Submitted to: American Geophysical Union
Publication Type: Abstract Only
Publication Acceptance Date: September 5, 2004
Publication Date: September 5, 2004

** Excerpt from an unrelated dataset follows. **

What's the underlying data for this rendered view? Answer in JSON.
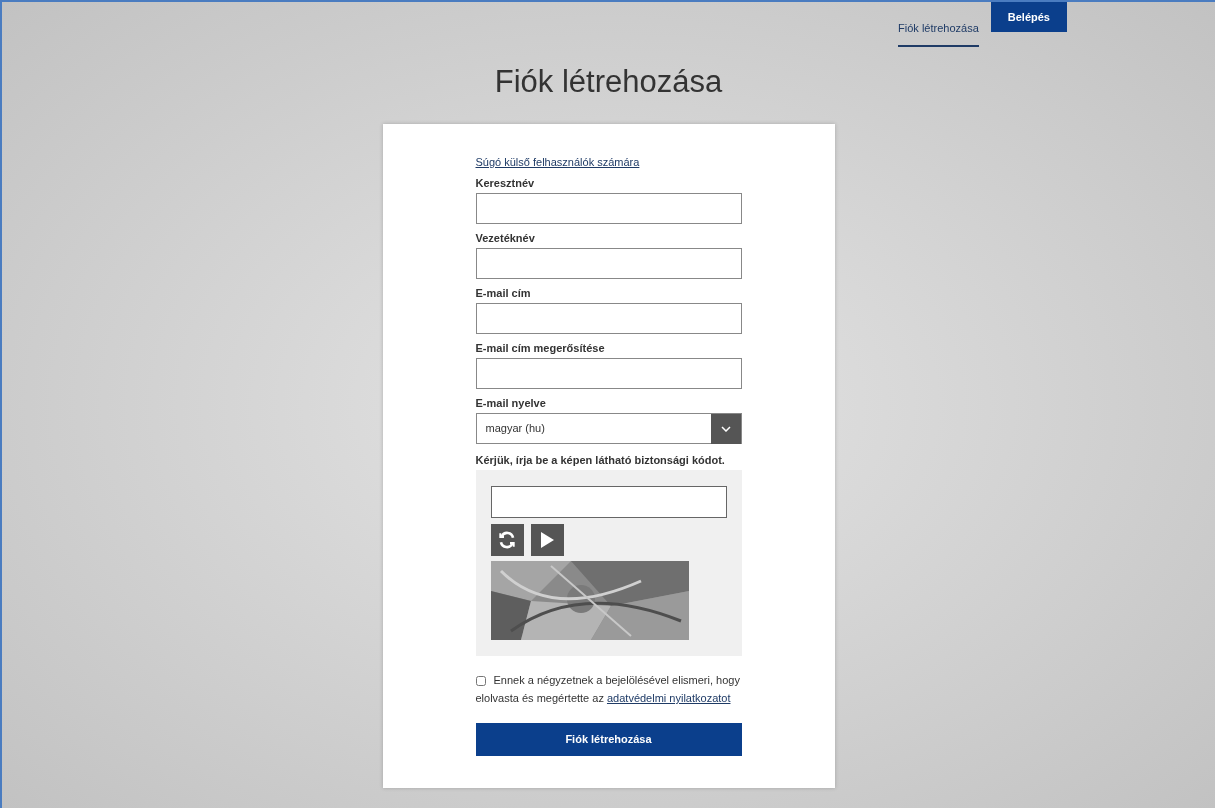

Citation: Marks, D., Duffy, C.J., and Seyfried, M., 2004. ETRS Arrays: A boundary layer to water table total flux measurement system, EOS Transactions of the American Geophysical Union, Vol 85 (47): F801 (CD-ROM abstract) Technical Abstract: Developing an observing system that will close the water and energy balance over a specified region (site, hill slope, catchment) in complex terrain is a difficult problem. In this research we propose to integrate three independent flux measurement systems for evapotranspiration, snowmelt, and infiltration/recharge, into a single coherent measurement platform. We refer to the measurement system as an ETRS Array (Evaporation, Transpiration, Recharge, Snowmelt). The goal of the ETRS measurement system is to close the vertical and horizontal energy and moisture flux in a finite volume of soil, snow, and atmosphere extending from the water table to the atmospheric boundary layer. The concept has recently been proposed to measure ET from shallow water tables at riparian sites in the Rio Grande in New Mexico. Here we extend the concept to include snowmelt processes. Eddy covariance (EC) systems with complete meteorological observations are used to monitor both above and below canopy fluxes of heat and moisture. Snowcover energy, mass balance and melt for the site volume are computed from above and below canopy precipitation, and canopy corrected radiation, temperature, humidity and wind. Validation of the snow energy and mass state is derived from continuously monitored snow depth, temperature and water equivalent (SWE) and is augmented with bi-weekly snow pits and courses, and a series of detailed snow surveys conducted during mid-winter, at peak accumulation, and during ablation. Concurrent soil temperature and moisture arrays and water table measurements are use to monitor the below ground portion of the volume. The experimental design requires sensor arrays to be deployed at the centroid and boundaries of the soil volume such that the net vertical flux (E, T, and R) through the soil column and lateral flow advected through the below ground portion of the volume can be formed along with the snowcover energy and mass balance and the EC data into a complete water and energy balance of the soil-snow-atmosphere volume. For the subsurface, a local, dynamic water balance is formed by direct integration of Richards' equation using a Finite Volume (FV) formulation of unsaturated-saturated moisture storage. The resulting dynamical system is continuous in time, discrete in space. Using field estimates of soil characteristic curves, the dynamical equations are solved numerically. An example design will presented for a field site in a small headwater catchment within the Reynolds Creek Experimental Watershed in Idaho. This research will show how the theory can be used for optimal sensor design given soil conditions and approximate depth to water table.